"It was a good showing," Murphy said of the Tribe's 15-hit performance. "We know what we're capable of and that was more like it today. Unfortunately, it didn't work out for us, but it was a great showing. Hopefully, we can build some momentum from that."
In the sixth inning, Cleveland right-hander Blake Wood took over on the mound and issued a one-out walk to Brian Dozier, who then stole second base. Wood opted to intentionally walk Joe Mauer, setting up a meeting with Jason Bartlett. The move backfired when Wood hit Bartlett with a pitch to load the bases.
The next hitter, Chris Colabello, capitalized with a three-run double off the wall in left-center field to put the Twins up for good.
"That was a tough inning," Francona said. "We're trying to get out of there with none and we give up multiple runs. That hurts, because we had just clawed back into it."
The Twins first struck for two runs in the second inning and added three more in the third. During the three-run outburst, Masterson opened things with a walk to Dozier and then Mauer singled. Two batters later, Colabello chopped a pitch in front of the plate with runners on the corners, and Gomes gloved the ball and fired it up the middle before an infielder moved to cover second base.

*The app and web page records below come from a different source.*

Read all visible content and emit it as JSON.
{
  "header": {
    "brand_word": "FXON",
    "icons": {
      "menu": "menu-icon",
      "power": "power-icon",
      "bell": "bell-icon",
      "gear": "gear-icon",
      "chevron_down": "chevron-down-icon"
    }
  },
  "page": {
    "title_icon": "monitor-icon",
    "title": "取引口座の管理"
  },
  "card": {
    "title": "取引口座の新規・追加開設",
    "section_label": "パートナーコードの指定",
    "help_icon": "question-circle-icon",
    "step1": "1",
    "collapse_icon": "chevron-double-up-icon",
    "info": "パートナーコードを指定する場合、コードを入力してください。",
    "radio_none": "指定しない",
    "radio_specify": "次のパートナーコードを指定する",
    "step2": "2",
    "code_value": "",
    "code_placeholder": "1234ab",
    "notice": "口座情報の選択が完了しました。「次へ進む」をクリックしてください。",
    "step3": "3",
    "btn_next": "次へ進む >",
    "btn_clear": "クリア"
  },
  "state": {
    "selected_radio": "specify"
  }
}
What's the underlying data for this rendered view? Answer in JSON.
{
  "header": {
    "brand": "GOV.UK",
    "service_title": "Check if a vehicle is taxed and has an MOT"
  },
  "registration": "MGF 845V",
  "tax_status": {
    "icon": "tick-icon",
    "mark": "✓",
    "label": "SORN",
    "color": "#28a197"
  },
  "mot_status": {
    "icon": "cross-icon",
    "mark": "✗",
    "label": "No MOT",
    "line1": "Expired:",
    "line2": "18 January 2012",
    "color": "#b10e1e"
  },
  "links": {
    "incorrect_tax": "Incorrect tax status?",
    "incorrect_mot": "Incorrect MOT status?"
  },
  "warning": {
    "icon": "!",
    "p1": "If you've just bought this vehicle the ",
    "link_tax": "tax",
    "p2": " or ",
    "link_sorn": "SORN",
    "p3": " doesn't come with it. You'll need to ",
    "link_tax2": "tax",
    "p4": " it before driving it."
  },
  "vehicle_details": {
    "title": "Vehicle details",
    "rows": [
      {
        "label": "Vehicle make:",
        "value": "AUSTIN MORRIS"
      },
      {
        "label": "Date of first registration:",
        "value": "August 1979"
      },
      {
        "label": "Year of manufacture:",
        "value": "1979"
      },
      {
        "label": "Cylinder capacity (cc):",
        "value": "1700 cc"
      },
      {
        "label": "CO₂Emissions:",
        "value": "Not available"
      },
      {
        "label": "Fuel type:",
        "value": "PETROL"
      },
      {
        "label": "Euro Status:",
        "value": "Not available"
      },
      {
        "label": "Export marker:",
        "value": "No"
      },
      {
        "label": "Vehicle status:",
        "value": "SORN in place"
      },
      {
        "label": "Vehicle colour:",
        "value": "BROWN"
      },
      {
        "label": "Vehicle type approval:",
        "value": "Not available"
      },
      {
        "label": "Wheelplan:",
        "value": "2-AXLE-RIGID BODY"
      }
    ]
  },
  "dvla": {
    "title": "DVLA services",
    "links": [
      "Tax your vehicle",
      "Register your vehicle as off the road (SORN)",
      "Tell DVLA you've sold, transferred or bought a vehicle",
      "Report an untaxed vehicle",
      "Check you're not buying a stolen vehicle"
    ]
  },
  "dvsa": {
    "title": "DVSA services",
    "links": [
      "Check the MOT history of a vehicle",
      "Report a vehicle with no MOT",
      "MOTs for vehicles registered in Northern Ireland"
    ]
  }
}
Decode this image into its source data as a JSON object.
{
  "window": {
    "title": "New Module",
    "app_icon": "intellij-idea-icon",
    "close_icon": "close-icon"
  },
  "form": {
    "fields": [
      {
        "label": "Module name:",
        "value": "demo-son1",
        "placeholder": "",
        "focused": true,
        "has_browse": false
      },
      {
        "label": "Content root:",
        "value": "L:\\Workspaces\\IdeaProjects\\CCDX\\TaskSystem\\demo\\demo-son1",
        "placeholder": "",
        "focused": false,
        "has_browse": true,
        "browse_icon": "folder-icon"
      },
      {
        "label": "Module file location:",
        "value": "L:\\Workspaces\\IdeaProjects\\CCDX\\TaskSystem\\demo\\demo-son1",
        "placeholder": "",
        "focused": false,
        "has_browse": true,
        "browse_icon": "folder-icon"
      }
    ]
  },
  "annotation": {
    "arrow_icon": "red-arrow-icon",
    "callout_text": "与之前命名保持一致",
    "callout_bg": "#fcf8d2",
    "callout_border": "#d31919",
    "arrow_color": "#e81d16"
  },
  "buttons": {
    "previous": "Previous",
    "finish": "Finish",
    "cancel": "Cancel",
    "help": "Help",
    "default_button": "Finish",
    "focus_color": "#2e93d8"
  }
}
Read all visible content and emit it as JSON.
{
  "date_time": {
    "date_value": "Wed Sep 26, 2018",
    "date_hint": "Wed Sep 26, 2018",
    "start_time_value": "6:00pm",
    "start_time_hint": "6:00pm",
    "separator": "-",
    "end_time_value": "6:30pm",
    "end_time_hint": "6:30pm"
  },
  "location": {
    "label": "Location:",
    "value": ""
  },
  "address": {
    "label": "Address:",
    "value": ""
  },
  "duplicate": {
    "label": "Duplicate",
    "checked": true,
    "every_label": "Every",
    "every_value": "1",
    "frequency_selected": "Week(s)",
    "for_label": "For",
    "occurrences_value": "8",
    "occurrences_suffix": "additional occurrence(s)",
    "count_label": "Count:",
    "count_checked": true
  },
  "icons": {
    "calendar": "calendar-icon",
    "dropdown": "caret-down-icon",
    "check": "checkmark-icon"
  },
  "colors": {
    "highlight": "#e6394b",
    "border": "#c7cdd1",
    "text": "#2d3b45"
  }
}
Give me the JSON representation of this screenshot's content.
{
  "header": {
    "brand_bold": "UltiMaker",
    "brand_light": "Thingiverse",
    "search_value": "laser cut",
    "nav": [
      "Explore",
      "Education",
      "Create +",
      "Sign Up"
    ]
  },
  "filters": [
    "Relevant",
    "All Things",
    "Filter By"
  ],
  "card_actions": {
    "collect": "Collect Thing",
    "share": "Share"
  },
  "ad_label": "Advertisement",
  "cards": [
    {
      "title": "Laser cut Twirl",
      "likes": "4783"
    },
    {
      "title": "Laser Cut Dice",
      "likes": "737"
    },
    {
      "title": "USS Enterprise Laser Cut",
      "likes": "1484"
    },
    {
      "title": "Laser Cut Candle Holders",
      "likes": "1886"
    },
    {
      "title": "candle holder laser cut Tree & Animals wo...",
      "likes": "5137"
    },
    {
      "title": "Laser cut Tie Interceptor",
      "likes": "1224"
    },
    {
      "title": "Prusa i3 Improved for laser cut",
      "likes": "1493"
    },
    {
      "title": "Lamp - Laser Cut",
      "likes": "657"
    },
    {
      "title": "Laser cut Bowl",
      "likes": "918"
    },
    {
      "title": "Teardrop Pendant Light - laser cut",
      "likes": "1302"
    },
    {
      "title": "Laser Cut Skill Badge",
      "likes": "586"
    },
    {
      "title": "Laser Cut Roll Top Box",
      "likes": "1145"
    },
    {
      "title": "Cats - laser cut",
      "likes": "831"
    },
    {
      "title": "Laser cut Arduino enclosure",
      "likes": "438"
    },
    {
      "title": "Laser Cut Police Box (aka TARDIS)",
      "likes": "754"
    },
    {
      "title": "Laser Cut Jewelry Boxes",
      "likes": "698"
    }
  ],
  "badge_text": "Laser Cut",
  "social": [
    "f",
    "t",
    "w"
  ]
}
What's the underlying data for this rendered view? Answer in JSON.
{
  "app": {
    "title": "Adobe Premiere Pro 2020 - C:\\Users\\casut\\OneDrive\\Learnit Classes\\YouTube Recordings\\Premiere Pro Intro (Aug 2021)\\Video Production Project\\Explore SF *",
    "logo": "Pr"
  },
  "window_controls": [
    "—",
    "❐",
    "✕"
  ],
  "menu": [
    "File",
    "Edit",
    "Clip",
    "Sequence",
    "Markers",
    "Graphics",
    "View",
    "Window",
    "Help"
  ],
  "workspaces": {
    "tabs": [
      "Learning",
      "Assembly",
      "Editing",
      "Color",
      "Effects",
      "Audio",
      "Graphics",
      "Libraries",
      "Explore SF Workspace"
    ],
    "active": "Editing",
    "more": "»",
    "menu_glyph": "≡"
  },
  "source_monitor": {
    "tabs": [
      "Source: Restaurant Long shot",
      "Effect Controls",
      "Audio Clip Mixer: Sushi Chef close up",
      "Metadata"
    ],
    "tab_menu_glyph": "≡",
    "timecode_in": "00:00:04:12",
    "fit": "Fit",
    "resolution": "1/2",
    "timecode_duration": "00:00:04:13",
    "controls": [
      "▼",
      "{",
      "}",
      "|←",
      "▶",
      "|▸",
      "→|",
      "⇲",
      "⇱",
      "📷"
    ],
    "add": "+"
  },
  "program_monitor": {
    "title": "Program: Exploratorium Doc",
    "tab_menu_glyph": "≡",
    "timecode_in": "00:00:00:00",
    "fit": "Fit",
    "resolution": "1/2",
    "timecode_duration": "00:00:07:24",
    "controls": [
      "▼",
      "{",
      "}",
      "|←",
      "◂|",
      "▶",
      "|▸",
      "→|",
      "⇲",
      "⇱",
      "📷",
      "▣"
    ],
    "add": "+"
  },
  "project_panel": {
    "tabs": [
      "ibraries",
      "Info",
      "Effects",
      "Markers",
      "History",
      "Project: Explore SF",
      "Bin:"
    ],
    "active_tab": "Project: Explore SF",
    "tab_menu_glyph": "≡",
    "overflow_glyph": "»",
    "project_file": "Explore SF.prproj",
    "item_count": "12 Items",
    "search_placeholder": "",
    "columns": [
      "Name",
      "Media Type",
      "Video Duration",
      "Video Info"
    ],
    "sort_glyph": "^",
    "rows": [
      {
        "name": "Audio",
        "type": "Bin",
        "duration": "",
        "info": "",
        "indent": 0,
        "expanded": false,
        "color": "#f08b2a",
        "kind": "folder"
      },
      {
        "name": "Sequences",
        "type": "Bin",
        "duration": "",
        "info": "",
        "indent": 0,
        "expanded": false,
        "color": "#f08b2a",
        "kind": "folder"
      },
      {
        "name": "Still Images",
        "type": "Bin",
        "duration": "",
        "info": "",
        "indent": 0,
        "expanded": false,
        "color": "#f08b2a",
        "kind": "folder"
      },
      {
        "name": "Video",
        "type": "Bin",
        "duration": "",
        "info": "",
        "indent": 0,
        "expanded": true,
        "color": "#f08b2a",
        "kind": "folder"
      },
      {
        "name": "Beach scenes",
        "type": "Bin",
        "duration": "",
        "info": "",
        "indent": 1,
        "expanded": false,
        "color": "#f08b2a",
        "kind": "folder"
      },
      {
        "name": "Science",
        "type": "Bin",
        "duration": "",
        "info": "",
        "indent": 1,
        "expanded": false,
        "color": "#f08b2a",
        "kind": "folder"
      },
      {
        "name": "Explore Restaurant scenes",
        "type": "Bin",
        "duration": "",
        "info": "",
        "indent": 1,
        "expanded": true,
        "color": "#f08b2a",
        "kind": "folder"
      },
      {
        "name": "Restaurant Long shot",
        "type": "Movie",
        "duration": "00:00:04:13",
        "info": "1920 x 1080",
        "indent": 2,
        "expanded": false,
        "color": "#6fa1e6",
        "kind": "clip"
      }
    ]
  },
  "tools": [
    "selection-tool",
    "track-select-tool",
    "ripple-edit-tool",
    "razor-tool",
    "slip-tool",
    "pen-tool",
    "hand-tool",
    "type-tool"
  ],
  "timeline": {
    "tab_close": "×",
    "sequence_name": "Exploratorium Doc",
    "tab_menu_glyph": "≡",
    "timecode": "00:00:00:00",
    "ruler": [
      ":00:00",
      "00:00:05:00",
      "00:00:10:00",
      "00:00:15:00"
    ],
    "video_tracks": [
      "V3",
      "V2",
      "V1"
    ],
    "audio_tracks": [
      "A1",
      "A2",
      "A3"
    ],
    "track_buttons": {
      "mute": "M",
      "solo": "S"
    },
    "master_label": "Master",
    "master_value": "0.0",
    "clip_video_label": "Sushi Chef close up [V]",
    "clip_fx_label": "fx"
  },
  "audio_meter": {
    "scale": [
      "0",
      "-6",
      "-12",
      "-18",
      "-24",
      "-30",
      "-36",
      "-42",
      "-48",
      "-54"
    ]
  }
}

"I'm not sure our guys could get there that quick," Francona said. "It's a good hustle play, for sure, and it has a chance to end the inning, but I don't think our infielders had a chance to get there."
Gomes' throw skipped into center field for an error, allowing Dozier to score easily from third base. Trevor Plouffe and Jason Kubel then came through with back-to-back RBI singles to push Minnesota to a 5-2 lead. Colabello's RBI single in the fourth inning padded the Twins' cushion to four runs.
Aaron Hicks added an insurance run for the Twins when he plated Plouffe with a sacrifice fly in the ninth. Francona challenged the call -- it initially appeared as though Plouffe missed the plate on his slide -- but the run was confirmed after an instant-replay review.
"We thought there was a chance," Francona said.
Come Monday, right-hander Corey Kluber will try to turn the page on a forgettable week for the Indians' rotation. Masterson was not able to do that for Cleveland, but he has faith that the starting five will be able to bounce back from its recent showing.
"It's early," Masterson said. "We all get underneath, a little discombobulated. I think each and every one of us could say that somewhat. ... We're just not making the adjustments yet. I think we'll each do better as we continue to move on."